Join Ben Bishop for an in-depth discussion in this video Setting the scene: Adding a background, part of Photoshop: Coloring Comic Book Characters.
- [Voiceover] Well now we've got our…whole character colored in…in the correct colors at least that we've chosen…and this might be the step where you just say,…okay, that's done,…and this might be as far as you need to actually take it…for a particular job.…But if you think that maybe there's more…of your character's story that can be shown…by adding some kind of environment,…then that's always a quick option.…Let me just make a new layer under all my flats here.…Maybe you wanna show in,…inside of his secret base,…headquarters…that's all techy and science fictiony,…kind of like mimicking the design ideas…that we've given him.…
If you think that that kind of really…finishes off the piece.…No matter what, I think adding some kind of background…that's gonna add to your character.…I like the idea about his secret headquarters…that we've got started here,…so I'm just gonna actually use what we've done…as my rough.…So I'm just gonna turn that down…and then work on that a little further.…So I'm gonna call that back rough…
Ben takes the characters he created in Drawing Good and Evil Comic Book Characters and adds color, subtle shading, and simple environments with Photoshop. He shows how to prep your illustration and perform color flatting—simple color fills that save professional artists a lot of time.
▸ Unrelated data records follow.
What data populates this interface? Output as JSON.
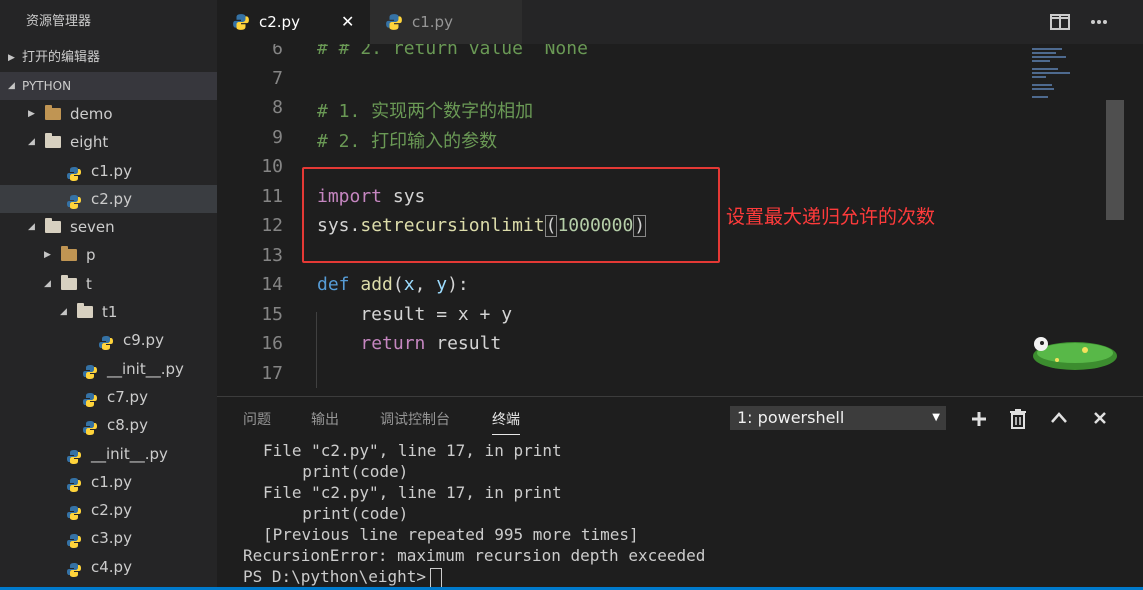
{
  "sidebar": {
    "title": "资源管理器",
    "open_editors": "打开的编辑器",
    "root": "PYTHON",
    "tree": [
      {
        "label": "demo",
        "type": "folder",
        "depth": 1,
        "expanded": false
      },
      {
        "label": "eight",
        "type": "folder",
        "depth": 1,
        "expanded": true
      },
      {
        "label": "c1.py",
        "type": "py",
        "depth": 2
      },
      {
        "label": "c2.py",
        "type": "py",
        "depth": 2,
        "selected": true
      },
      {
        "label": "seven",
        "type": "folder",
        "depth": 1,
        "expanded": true
      },
      {
        "label": "p",
        "type": "folder",
        "depth": 2,
        "expanded": false
      },
      {
        "label": "t",
        "type": "folder",
        "depth": 2,
        "expanded": true
      },
      {
        "label": "t1",
        "type": "folder",
        "depth": 3,
        "expanded": true
      },
      {
        "label": "c9.py",
        "type": "py",
        "depth": 4
      },
      {
        "label": "__init__.py",
        "type": "py",
        "depth": 3
      },
      {
        "label": "c7.py",
        "type": "py",
        "depth": 3
      },
      {
        "label": "c8.py",
        "type": "py",
        "depth": 3
      },
      {
        "label": "__init__.py",
        "type": "py",
        "depth": 2
      },
      {
        "label": "c1.py",
        "type": "py",
        "depth": 2
      },
      {
        "label": "c2.py",
        "type": "py",
        "depth": 2
      },
      {
        "label": "c3.py",
        "type": "py",
        "depth": 2
      },
      {
        "label": "c4.py",
        "type": "py",
        "depth": 2
      }
    ]
  },
  "tabs": [
    {
      "label": "c2.py",
      "active": true,
      "close": "✕"
    },
    {
      "label": "c1.py",
      "active": false
    }
  ],
  "editor": {
    "lines": [
      {
        "num": "6",
        "text": "# # 2. return value  None"
      },
      {
        "num": "7",
        "text": ""
      },
      {
        "num": "8",
        "text": "# 1. 实现两个数字的相加"
      },
      {
        "num": "9",
        "text": "# 2. 打印输入的参数"
      },
      {
        "num": "10",
        "text": ""
      },
      {
        "num": "11",
        "text": "import sys"
      },
      {
        "num": "12",
        "text": "sys.setrecursionlimit(1000000)"
      },
      {
        "num": "13",
        "text": ""
      },
      {
        "num": "14",
        "text": "def add(x, y):"
      },
      {
        "num": "15",
        "text": "    result = x + y"
      },
      {
        "num": "16",
        "text": "    return result"
      },
      {
        "num": "17",
        "text": ""
      }
    ],
    "annotation": "设置最大递归允许的次数",
    "tokens": {
      "l6": "# # 2. return value  None",
      "l8": "# 1. 实现两个数字的相加",
      "l9": "# 2. 打印输入的参数",
      "import_kw": "import",
      "sys": " sys",
      "sys2": "sys.",
      "setrec": "setrecursionlimit",
      "paren_open": "(",
      "num": "1000000",
      "paren_close": ")",
      "def_kw": "def",
      "add_fn": " add",
      "add_args_open": "(",
      "x": "x",
      "comma": ", ",
      "y": "y",
      "add_args_close": "):",
      "result_line": "    result = x + y",
      "return_kw": "return",
      "return_rest": " result",
      "indent": "    "
    }
  },
  "panel": {
    "tabs": [
      "问题",
      "输出",
      "调试控制台",
      "终端"
    ],
    "active_tab": "终端",
    "terminal_select": "1: powershell",
    "terminal_lines": [
      "File \"c2.py\", line 17, in print",
      "  print(code)",
      "File \"c2.py\", line 17, in print",
      "  print(code)",
      "[Previous line repeated 995 more times]",
      "RecursionError: maximum recursion depth exceeded",
      "PS D:\\python\\eight>"
    ]
  },
  "colors": {
    "accent": "#007acc",
    "annotation_red": "#e53935",
    "python_blue": "#3572a5",
    "python_yellow": "#ffd43b"
  }
}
Along the way, Ben explains how to choose and apply color that feels authentic to the characters and environments you are developing.
- Color flatting
- Choosing the right colors for your characters
- Adding shading
- Drawing the background
- Creating atmosphere
- Adding shadows and highlights to the final scene